21 Jul Social media for GPs – what to avoid on Twitter
Earlier, we wrote to you about the benefits of bothering with social media platforms. We listed 5 things you should do when reaching out via Twitter. Well, now it’s time for…
5 Twitter Don’ts
You’ve signed up to Twitter and seem to be gaining a following. The articles you link to seem to be of interest, and that nerdy joke you posted got retweeted 10 times. You feel like you’re on a roll. But at this stage it’s easy to make a couple mistakes and stunt your ability to grow your reach.
Here are 5 things you should avoid when using Twitter.
Hashtags and Twitter are synonymous. But whilst they come hand in hand, there are many faux pas that should be avoided.
- Firstly, always check your spelling, and be consistent with the hashtags you use. If you’re using #medicaljournal don’t change it to #medjournals later on. Be consistent. And don’t worry if your hashtag doesn’t gain an instant following.
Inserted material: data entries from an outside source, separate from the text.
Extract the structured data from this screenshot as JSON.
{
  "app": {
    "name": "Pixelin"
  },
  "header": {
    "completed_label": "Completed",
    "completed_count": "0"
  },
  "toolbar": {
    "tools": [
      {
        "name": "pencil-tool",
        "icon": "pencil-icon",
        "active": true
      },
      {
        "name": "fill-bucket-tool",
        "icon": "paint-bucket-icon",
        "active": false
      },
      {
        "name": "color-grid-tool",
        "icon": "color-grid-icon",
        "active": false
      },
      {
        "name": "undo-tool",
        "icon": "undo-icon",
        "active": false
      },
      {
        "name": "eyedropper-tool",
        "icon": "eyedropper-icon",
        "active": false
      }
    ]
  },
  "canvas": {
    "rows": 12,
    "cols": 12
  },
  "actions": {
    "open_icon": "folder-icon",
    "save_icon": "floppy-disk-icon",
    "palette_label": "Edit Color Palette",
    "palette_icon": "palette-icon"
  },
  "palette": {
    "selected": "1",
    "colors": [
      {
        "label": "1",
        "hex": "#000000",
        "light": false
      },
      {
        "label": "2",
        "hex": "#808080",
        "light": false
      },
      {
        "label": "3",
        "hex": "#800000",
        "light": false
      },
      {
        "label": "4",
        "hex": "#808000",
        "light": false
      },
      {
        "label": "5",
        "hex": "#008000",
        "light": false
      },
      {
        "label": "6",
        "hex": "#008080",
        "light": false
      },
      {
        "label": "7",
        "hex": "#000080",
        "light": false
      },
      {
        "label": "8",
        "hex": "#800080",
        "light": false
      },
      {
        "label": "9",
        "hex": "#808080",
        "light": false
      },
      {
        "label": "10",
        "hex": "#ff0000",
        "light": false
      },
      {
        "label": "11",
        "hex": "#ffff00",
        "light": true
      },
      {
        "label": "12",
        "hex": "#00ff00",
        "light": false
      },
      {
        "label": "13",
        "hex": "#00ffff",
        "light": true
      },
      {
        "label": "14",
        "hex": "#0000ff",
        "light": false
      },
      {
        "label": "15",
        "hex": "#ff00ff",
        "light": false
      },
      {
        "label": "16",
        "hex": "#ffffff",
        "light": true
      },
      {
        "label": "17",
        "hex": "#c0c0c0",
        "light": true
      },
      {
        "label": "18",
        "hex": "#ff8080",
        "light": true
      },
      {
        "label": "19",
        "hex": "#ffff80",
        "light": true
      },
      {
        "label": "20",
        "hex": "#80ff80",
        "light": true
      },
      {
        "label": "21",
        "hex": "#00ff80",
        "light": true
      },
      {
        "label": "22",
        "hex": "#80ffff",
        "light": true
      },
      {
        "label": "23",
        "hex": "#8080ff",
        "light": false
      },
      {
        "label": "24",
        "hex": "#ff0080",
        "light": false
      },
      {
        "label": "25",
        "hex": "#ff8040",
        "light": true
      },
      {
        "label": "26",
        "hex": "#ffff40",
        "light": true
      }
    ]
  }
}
Be persistent, keep using it, and give it time.
- Don’t be scared of capital letters! Make sure you’re understood and separate the words in your hashtag, especially if it’s a long one, e.g. #GPWorkingHoursSouthLondon
- Don’t #hashtag #every #word. It is suggested that 2-3 hashtags per post are more than sufficient.
- Be concise. Only hashtag yourself into trends that reflect the post, and the content you want to express. If your post is research related, then tag it to the right group like #STEM or #GPResearch, and if you’re tweeting about the way things actually work, then use something like #GPPractices
- @ or #
While we’re on the topic of hashtags, when do we use them, and when do we use @? Well, it’s simple. Don’t use @to connect your tweet to a trending topic – that’s a job for the hashtag. Use it when you’re talking directly to a specific Twitter account user, or if you want to share specific information with a person and their followers. Tweet us @GPViewUK to see how it works.
- Keep it Social
Don’t forget that it is social media. Don’t go silent and just tweet in one direction. Make it a conversation and engage with your followers. It might be a good idea to decide whether your profile will be used in a personal or professional capacity. Remember that unless your profile is private, your tweets will be available to the wider public. If you would rather not share your views with just anyone, simply change your privacy settings.
Use the @to speak directly to other Twitter uses, and don’t forget to reply if they include you in a tweet first. Some things are best kept to Direct Messages (a private inbox), however, if it’s a topic for the many, keep it out there, and don’t forget to connect and hashtag relevantly to keep the conversation going.
We all follow a few people who have great rapport. Their tweets express exactly what we think, and they put it so eloquently. It’s tempting to share their ideas, and there’s no reason why you shouldn’t. But don’t do it too much. After all your followers want to hear from you. If you promote other accounts too much, you run the risk of your followers cutting you out of the picture.
That said, don’t avoid retweeting completely. Just be picky about who you choose. One tweet may be great, but the original author may not share the same values you are trying to portray, so check out their page and see if their tweet, and ultimately their profile (which will be publicly approved by you, if you choose to retweet), matches the message you’re trying to convey.
- Constant Self-Promotion
Nobody wants to be constantly advertised to, and you won’t gain followers by promoting your self too much. This may seem contradictory, but the point is, don’t use Twitter for one thing. Mix it up. Share the odd interesting read, engage with your followers, and don’t forget to acknowledge them once in a while, especially if they retweet you. You need to use Twitter to add value. So, try to keep it at about 1/5thadvertising of your work, and 4/5thsharing knowledge, creating content, and connecting with your network.
So now you have it. 5 things to consider, and 5 things to avoid.
Give it a go, and contact us @GPViewUK, or leave a comment below.